Only a few weeks after Maple Ridge applied for a federal grant to improve Albion Sports Complex, the city has learned it will get the entire half million dollars.
Council told staff June 15 to apply for the grant from the Canada 150 Community Infrastructure Program. The money will be used to convert two, under-used full-sized gravel soccer fields into smaller artificial fields.
MP Randy Kamp and Mayor Nicole Read both announced Friday that Maple Ridge will get $500,000.
What’s still to be resolved is the actual layout of the artificial turf areas.
That will be determined after intensive consultation with user groups.
Dividing the space, which now has two full-size soccer fields, into three or four smaller ones will allow Super 8 soccer, rugby, football and lacrosse to be played. Pathways would divide the fields. Artificial sports fields allow constant use while providing practice space to take the pressure off the full-size fields.
David Boag, director of parks and facilities, said there is steady and increasing demand for artificial fields, even after the construction of one at Samuel Robertson Technical, Westview and Pitt Meadows secondary schools.
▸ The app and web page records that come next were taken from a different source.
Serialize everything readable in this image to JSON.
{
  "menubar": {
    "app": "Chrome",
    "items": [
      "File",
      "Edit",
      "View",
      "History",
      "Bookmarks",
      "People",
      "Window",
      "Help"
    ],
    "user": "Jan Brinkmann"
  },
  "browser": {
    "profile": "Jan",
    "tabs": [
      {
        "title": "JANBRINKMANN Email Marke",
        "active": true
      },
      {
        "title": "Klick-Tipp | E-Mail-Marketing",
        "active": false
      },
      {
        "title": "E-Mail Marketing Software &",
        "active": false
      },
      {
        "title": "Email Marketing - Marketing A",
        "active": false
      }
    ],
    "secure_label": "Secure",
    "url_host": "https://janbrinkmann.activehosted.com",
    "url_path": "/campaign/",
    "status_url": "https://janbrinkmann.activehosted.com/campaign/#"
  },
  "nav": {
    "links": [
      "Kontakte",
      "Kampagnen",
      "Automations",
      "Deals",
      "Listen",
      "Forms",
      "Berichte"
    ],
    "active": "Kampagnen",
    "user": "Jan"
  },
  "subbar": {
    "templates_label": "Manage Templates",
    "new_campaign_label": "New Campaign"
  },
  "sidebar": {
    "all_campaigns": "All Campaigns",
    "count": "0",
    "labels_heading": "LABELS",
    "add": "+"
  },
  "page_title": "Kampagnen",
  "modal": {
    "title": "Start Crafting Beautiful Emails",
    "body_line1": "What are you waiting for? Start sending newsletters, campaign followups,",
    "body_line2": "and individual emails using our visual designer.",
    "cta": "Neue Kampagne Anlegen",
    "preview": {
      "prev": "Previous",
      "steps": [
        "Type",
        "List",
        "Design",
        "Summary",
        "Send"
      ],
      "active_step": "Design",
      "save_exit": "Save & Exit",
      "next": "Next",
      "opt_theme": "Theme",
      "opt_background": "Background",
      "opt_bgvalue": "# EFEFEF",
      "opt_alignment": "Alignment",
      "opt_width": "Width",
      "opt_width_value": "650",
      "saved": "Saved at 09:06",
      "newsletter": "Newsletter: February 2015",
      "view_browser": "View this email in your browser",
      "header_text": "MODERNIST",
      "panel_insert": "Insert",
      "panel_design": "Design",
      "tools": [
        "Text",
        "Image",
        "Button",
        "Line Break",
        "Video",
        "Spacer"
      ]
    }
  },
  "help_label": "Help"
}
“They allow the unlimited play we need to support youth development in soccer, and football, and rugby and lacrosse,” said Bruce McLeod, manager of parks planning.
As well, the Albion project insures that no other natural or artificial turf fields in Maple Ridge or Pitt Meadows will be affected and instead will make better use of existing field space.
The gravel fields were installed in 1998 as an alternative for teams when the natural turf fields were closed due to weather.
But now that there are three artificial fields, demand has fallen and the gravel fields are only used as a last resort, Boag told council previously.
It’s doubtful a full-size soccer pitch will be part of the project.
“That would be a significant change from the concept. We see the value in being able to use this for multiple uses at once,” said McLeod.
Improving the fields, about a $3-million project, also will require more parking for the Albion Sports Complex. Those extra spaces will be created by adjoining the existing gravel lot.
The federal money will pay for about 17 per cent of the project.
Space is limited in the area because of streams and setback areas.
A washroom that will serve the water park area and the new fields has recently gone to the process of asking for construction bids.
McLeod pointed out that Hammond Stadium has recently been upgraded, allowing year-long baseball.
The infrastructure grant coincides with Canada’s 150th birthday so the money won’t be dispersed until April 2017. Construction has to be done within a year, under the conditions of the grant.
“We really didn’t know that an announcement was coming as quickly as it did,” McLeod said.
The department is grateful for the funding, he added.
Kamp said in a release that the federal 2015 budget earmarks $150 million for infrastructure. However, a key condition of the program is that money must be used to renovate or expand existing buildings. He said the grant was approved by Minister of State for Western Economic Diversification Michelle Rempel and officials at Western Economic Diversification.
Asked why the grant was announced so quickly after applying, Kamp said Maple Ridge applied at the end of the four-week intake period.
But in Maple Ridge’s case it was known that the city needed a decision as soon as possible.
“Also, it’s not unusual for governments to want to complete their legislative and program agenda as the end of the parliament approaches.”
He said the announcement wasn’t made, to his knowledge, in time for the federal election, Oct. 19.
Kamp’s executive assistant Mike Murray and Maple Ridge-Mission MLA Marc Dalton are both seeking the Conservative nomination to succeed Kamp, who’s retiring.
A date hasn’t been set yet for a nomination meeting.